Santiago later told reporters it was merely palabra de honor. She wanted to “wake up Malacañang” and had threatened to veto Cabinet members who failed to attend her investigation of interior undersecretary Rico Puno.
But after a quick break that followed her statement, Santiago withdrew her objection–to applause. Clapping is prohibited at the Senate plenary, but no one bothered then.
Click on the pic to watch the video. (Shot by Marco Gutierrez, ABS-CBN News)

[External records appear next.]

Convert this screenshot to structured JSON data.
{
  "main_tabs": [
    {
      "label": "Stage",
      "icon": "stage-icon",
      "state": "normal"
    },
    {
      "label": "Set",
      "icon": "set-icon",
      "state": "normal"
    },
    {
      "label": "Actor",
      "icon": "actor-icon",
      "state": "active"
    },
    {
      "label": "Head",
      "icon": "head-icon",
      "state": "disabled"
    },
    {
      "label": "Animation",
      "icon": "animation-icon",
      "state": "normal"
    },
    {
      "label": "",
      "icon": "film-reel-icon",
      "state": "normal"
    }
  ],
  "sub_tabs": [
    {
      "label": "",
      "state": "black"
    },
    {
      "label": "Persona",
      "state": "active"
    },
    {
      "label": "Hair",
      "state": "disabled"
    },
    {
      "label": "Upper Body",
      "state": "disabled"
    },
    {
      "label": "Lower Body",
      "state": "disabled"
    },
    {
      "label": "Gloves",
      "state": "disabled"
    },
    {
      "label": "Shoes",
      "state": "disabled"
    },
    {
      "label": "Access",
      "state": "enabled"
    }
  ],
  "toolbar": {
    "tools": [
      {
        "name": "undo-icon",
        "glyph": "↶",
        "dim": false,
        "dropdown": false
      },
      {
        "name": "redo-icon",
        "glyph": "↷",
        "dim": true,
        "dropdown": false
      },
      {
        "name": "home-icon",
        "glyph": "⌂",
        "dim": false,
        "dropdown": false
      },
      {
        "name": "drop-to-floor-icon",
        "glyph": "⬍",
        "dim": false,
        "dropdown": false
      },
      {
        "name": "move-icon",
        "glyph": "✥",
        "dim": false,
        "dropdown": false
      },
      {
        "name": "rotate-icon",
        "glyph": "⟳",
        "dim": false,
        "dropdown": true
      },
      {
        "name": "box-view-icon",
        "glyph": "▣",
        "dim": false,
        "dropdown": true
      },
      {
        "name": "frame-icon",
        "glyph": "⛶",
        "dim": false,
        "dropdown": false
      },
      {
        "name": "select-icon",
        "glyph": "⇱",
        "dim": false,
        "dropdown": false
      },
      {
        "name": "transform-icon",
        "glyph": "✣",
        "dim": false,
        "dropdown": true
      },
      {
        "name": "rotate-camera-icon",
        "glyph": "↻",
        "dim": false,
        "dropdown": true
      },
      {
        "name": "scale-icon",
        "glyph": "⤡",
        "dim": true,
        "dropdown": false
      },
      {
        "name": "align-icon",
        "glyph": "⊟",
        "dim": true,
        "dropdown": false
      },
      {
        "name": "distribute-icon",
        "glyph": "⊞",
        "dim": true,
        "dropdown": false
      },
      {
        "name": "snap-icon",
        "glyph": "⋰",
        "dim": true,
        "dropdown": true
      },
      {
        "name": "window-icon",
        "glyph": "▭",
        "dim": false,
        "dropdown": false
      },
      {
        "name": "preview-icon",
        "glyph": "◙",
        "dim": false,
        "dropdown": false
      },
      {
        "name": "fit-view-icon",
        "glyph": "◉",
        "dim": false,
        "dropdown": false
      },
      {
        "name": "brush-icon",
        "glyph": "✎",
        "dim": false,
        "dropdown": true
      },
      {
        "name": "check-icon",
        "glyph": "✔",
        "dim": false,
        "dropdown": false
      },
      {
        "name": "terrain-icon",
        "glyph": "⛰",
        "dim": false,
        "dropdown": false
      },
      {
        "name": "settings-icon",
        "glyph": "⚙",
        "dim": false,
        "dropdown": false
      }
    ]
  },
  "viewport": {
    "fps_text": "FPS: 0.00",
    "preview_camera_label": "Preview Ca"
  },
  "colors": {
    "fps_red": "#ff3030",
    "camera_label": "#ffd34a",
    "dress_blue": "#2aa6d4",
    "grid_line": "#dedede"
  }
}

Roxas, a former senator, was a close colleague of Santiago’s (“Even his wife [Korina Sanchez] is very close to me,” she added). She didn’t want someone “needed in public service” to end up as “collateral damage” in a battle of hers.
Objection was futile anyway, Santiago said, since President Aquino could issue an ad interim appointment on September 22 if the Senate goes on break without confirming Roxas.
All’s well that ends well, and Abaya got confirmed as well.
But as the Senate reporters settled down to file their Roxas-Santiago stories, it turned out that wasn’t the last controversy of the day.
Our technical crew got a call that Sen. Antonio Trillanes IV would deliver a privilege speech at the plenary session. ANC planned to air it live.
The newsrooms had already been watching out for Trillanes. He was banner story in the Inquirer that day for holding backdoor negotiations with China on its territorial dispute with the Philippines over the Scarborough or Panatag Shoal. When ANC called him about it, he confirmed it.
So after Trillanes’ office put out word of his speech, the best guess was something about China.
Instead, he began with a familiar line that wasn’t his: “Gusto ko happy ka (I want you to be happy)”, the Senate President’s campaign slogan.
The real deal, Trillanes said, was “Kung gusto ko, isasagasa ko. Kung ayaw ko, uupuan ko. (If I want it, I’ll rush it. If I don’t, I’ll delay it).”